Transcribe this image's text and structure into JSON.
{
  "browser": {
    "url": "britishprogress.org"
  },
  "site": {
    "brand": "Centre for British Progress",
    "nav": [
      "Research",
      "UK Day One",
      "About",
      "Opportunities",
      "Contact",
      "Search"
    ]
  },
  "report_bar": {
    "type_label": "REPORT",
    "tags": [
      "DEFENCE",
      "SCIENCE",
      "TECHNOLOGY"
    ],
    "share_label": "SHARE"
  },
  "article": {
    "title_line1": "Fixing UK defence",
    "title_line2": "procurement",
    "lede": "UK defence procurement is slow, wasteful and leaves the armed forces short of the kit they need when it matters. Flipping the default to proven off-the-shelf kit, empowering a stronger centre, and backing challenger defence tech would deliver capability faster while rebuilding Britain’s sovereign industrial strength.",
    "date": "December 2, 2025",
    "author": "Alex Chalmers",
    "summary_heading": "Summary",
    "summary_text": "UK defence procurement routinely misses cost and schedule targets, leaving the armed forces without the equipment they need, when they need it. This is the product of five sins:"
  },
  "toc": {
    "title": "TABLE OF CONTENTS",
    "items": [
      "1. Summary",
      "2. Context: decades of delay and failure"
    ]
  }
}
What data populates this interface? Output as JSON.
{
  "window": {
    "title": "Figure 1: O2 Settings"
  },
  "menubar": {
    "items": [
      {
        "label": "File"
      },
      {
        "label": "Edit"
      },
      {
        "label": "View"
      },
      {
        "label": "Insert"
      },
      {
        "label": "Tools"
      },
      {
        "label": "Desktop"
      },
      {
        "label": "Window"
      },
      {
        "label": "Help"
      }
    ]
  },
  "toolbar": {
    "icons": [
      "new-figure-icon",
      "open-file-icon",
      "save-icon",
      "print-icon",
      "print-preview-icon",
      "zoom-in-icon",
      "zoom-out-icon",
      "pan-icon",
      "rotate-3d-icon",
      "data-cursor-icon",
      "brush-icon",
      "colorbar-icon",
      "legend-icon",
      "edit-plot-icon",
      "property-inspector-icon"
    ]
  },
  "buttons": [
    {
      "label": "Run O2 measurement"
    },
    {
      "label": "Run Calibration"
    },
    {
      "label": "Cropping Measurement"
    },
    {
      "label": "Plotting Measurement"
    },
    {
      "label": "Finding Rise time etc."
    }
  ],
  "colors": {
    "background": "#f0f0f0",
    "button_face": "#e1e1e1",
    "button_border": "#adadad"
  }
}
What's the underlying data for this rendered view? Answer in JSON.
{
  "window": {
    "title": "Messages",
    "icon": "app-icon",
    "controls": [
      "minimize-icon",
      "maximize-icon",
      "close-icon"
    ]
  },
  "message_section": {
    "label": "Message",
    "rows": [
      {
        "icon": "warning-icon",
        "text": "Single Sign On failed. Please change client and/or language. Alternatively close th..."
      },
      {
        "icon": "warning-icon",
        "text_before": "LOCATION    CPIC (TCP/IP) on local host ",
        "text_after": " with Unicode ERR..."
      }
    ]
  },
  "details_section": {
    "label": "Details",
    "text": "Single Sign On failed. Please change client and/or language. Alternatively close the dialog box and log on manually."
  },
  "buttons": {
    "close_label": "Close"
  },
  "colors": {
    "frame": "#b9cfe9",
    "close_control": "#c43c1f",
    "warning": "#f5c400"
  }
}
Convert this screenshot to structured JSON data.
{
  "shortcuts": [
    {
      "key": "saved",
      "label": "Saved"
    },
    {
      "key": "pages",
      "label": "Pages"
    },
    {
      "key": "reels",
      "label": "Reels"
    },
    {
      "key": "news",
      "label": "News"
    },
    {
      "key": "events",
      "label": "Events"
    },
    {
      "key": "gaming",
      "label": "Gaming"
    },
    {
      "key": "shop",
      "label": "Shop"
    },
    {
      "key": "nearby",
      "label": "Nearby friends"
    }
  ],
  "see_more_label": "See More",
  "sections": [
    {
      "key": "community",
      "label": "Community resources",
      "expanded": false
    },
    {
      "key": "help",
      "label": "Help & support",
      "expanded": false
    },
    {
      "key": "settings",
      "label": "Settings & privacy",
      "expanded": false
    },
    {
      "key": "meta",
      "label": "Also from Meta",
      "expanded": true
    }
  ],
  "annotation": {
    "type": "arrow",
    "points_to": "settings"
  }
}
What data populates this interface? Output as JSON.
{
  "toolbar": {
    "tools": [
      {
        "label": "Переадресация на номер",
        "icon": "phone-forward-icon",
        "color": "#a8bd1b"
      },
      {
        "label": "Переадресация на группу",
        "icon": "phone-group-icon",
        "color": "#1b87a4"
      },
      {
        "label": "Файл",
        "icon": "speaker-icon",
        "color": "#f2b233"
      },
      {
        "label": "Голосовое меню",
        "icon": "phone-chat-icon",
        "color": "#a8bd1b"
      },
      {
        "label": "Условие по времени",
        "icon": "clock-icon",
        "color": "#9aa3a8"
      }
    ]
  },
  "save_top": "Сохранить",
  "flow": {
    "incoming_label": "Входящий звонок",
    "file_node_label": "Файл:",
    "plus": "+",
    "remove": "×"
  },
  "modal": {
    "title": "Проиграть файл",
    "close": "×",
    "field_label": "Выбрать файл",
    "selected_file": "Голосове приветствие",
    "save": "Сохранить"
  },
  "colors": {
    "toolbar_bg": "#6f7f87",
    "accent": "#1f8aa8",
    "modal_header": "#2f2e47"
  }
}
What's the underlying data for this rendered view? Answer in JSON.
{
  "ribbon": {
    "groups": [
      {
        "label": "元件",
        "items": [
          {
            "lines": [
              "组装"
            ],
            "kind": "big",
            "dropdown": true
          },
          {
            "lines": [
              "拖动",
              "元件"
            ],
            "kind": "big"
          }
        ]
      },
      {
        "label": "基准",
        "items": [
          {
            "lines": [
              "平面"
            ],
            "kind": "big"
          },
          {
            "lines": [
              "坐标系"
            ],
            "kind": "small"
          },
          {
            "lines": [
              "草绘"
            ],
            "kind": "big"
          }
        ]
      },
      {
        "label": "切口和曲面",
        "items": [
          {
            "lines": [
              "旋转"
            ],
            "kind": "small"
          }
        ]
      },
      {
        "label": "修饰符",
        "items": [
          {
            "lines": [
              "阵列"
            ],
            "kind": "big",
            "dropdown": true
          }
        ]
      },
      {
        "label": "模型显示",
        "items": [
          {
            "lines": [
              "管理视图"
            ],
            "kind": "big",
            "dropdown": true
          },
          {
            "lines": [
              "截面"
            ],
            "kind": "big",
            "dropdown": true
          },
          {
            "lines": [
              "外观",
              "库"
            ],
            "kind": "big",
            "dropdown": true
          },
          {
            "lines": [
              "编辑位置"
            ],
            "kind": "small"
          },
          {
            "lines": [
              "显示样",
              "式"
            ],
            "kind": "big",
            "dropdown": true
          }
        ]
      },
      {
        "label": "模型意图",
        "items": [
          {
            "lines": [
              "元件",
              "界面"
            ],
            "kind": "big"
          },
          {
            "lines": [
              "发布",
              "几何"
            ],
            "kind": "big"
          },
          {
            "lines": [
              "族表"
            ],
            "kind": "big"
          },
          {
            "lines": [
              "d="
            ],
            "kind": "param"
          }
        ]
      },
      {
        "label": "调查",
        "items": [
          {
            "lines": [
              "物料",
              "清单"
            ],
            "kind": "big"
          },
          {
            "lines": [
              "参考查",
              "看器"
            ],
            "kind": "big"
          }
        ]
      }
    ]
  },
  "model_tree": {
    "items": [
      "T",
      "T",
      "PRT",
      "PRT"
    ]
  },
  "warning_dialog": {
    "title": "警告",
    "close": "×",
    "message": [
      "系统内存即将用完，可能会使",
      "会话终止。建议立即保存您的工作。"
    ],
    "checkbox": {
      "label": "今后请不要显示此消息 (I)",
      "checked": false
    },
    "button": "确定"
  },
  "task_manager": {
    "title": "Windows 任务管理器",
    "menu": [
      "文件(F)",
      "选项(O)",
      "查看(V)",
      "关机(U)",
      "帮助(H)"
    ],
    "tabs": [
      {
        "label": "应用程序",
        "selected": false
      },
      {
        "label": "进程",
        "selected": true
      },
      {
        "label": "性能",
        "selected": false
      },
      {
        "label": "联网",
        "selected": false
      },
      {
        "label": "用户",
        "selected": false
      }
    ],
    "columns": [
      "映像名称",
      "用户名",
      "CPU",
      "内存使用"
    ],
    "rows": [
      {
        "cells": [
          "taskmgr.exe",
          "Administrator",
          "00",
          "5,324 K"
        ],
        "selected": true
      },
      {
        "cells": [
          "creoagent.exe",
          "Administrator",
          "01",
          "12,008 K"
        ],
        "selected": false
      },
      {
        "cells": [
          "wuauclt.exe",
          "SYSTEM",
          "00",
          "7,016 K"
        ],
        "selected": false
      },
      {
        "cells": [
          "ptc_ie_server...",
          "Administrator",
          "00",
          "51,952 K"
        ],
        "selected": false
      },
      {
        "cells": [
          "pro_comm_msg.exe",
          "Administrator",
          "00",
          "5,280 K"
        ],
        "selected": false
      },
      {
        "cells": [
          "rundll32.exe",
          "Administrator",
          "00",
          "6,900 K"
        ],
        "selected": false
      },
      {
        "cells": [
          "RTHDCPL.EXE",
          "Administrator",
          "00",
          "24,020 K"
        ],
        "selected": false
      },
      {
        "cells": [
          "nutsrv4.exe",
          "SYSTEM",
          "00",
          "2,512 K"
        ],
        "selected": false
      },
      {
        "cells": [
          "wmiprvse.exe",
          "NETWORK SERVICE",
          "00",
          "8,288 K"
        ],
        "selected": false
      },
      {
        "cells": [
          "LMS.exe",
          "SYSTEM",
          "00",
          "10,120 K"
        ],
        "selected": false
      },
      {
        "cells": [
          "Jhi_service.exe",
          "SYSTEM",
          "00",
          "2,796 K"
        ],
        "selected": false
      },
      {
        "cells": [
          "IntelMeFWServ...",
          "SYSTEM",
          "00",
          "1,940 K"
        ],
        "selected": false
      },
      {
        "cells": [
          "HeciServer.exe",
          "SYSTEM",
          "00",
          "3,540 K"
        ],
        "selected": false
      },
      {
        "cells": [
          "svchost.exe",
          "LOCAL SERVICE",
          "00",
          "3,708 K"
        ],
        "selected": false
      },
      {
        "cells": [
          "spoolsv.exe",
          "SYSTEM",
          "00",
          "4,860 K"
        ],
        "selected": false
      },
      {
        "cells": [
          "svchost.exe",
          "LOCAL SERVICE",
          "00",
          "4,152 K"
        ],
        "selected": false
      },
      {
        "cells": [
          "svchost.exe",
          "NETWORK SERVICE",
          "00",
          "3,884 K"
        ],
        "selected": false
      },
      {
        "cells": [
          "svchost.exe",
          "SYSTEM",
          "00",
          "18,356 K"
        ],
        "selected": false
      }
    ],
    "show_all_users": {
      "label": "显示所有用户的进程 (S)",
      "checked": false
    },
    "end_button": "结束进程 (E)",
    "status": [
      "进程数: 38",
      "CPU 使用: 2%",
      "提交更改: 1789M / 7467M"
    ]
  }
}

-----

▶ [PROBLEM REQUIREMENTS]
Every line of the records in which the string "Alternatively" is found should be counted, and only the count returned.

▶ [WORKED SOLUTION]
2